Most importantly it gets two strikers on the pitch, with 3 midfielders piling forward to support them, so that we can end this barren run if not scoring more than 1 in a game.
It ticks all the boxes, surely we need to give it a try?
Ed’s Note [JN]: To be honest, I disagree. A 4-4-2 diamond is a very specialised formation, and it is difficult to swap to on a whim. We have seen it a few times this season, as Ross has experimented. Most recently, it was utilised in the first half against Man City U21s as these games against youth sides in the Checkatrade allow for maximum experimentation with relatively little risk.
In these games in which the 4-4-D was utilised, we struggled massively, and only saw a breakthrough once the formation was tweaked mid-match. You mention the issue of sometimes the players not entirely knowing their roles in the side, well this is exponentially increased in a new formation in which the players practice so little. German football analysis site Spielverlagerung has highlighted on many occasions the 4-4-D and importance of long-term training and familiarity, and are very enlightening.
Luton’s is very effective, but they have played in the same way for almost 2.5 years under Nathan Jones and now Mick Harford. Jones has since moved to Stoke City and hasn't changed to his preferred formation as it is so difficult to adapt to. Kimpioka, Morgan, Watmore and McGeady - as suggested above - would struggle in this role.
In a 4-4-D the wider players often need to be very mobile, very all-rounded central midfielders or defensive wingers converted into the role. Taking Luton as an example, these two are often Pelly Ruddock and Andrew Shinnie - who fit into this description perfectly.
On paper, I can see where you are coming from but in practice I doubt we have enough time for such a radical upheaval.
At this point we need to allow our new signings to bed into the team and develop partnerships and dynamics throughout the pitch in order to maximise playing as a team rather than a group of talented individuals - which has been one large issue for us in recent months.

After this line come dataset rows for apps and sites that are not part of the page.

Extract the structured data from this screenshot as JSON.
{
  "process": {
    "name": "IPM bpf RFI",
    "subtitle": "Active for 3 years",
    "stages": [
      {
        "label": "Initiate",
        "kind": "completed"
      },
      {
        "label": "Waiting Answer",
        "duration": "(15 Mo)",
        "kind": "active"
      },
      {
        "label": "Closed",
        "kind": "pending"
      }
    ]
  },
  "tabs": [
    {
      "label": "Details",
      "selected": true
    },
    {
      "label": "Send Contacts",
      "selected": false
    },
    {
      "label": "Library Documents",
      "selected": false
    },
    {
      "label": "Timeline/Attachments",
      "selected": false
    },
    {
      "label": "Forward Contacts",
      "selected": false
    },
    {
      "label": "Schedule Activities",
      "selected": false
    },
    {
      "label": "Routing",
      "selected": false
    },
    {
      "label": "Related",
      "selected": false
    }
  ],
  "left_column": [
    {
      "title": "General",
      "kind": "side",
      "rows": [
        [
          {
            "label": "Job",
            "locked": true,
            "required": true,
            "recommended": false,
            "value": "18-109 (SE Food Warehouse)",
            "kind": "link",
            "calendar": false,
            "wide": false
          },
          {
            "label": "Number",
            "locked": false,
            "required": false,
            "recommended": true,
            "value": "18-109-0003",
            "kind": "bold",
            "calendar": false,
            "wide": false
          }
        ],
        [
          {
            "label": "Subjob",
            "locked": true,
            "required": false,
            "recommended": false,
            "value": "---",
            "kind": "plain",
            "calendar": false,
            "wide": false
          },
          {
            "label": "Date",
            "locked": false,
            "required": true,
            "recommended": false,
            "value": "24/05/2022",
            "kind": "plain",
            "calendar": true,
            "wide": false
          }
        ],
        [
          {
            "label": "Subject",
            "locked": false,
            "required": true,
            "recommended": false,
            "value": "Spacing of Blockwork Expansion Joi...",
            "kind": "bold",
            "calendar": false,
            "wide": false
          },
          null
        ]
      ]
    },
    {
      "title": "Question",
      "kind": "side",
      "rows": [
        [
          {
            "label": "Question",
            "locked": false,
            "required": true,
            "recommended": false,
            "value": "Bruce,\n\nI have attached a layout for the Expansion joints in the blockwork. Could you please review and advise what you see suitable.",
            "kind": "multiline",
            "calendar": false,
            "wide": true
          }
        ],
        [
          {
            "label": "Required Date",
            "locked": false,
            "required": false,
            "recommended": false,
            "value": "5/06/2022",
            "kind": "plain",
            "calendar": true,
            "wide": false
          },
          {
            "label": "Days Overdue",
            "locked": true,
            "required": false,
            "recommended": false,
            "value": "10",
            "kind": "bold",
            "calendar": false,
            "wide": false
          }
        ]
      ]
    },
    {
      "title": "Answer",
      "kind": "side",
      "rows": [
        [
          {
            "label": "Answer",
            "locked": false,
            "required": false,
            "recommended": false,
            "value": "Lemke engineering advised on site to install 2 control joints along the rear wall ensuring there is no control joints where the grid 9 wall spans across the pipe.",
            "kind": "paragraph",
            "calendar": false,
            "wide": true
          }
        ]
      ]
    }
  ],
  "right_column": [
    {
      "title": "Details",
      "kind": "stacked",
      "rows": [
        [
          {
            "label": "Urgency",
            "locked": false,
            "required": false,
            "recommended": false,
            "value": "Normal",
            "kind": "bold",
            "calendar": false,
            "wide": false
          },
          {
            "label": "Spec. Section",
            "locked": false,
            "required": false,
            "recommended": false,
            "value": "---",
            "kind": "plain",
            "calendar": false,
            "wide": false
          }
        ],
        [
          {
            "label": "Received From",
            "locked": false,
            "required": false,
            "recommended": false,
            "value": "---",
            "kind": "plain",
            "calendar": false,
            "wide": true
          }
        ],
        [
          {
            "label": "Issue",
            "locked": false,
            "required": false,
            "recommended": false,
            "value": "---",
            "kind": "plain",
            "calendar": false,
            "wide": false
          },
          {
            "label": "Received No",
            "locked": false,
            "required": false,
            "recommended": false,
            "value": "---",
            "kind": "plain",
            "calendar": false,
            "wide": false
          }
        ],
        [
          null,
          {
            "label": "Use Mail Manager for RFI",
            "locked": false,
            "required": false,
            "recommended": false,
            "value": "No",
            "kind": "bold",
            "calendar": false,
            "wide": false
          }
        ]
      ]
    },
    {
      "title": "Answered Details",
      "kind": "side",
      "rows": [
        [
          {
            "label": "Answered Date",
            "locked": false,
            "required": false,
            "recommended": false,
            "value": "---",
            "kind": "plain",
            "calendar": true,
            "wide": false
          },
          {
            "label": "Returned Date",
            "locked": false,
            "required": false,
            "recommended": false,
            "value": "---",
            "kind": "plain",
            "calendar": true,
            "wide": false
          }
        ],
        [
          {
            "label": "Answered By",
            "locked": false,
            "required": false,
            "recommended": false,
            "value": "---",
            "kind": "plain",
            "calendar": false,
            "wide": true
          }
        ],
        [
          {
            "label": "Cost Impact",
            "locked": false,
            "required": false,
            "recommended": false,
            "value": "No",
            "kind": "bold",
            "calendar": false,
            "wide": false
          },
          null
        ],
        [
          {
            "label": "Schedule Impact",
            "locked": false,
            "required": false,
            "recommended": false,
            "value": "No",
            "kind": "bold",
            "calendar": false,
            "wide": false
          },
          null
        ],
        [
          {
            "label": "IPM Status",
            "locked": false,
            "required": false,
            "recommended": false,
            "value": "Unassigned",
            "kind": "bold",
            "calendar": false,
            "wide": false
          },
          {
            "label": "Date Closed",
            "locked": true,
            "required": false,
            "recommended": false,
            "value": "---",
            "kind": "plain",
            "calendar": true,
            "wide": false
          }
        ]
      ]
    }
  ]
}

In a 4-4-D you will largely surrender wide areas and teams suffer from being doubled up on the byline and commit a lot of space to opposition attackers in the half-spaces (inside channels). We already suffer from crosses into the box and opposing players picking the ball up at pace in the half-spaces (for example against both Oxford and Blackpool), and I just think this would expose our weaknesses even further.
We need to stick to 4-3-3 morphing into 4-4-2 later in games or shift to a back-three as seen at the start of the season. Essentially, however, the issue isn’t in formation, but our style of play. Blackpool was arguably the best we’ve played since the Luton game in early January, but we still progress up the pitch far too laboriously and our central defenders no longer split wide in possession. Thus as a result the full-backs sit deep and are very reactive in making runs in behind and the wingers are stuck out wide, and therefore the central striker isolated.
Nevertheless, we carved Blackpool open on numerous occasions (a side who before the game had the joint-best defence in the league) and we only didn’t come away with a much-needed win because of the fine margins of Will Grigg’s unfortunate misses.
Grigg has never been given a sustained run of games in the Championship, and as a result he hasn’t ever proven himself at that level. He is very much a striker where the more he plays the better he gets - and I think if we follow the same blueprint we will come away with better performances and vital three points.
A few changes are needed, not wholesale - especially at this stage of the season. For example, Lynden Gooch worked tremendously well on Tuesday, yet he was obviously poor and didn’t really know how to play as a CM on the right of a three. Get that balance right, play more positionally and progressively and these goals will come. I’m sure of it.
I’ve discussed more in-depth how positional football is vital, especially in a back three in more depth on the site. If we are looking for formation changes, that is personally what I’d shift to.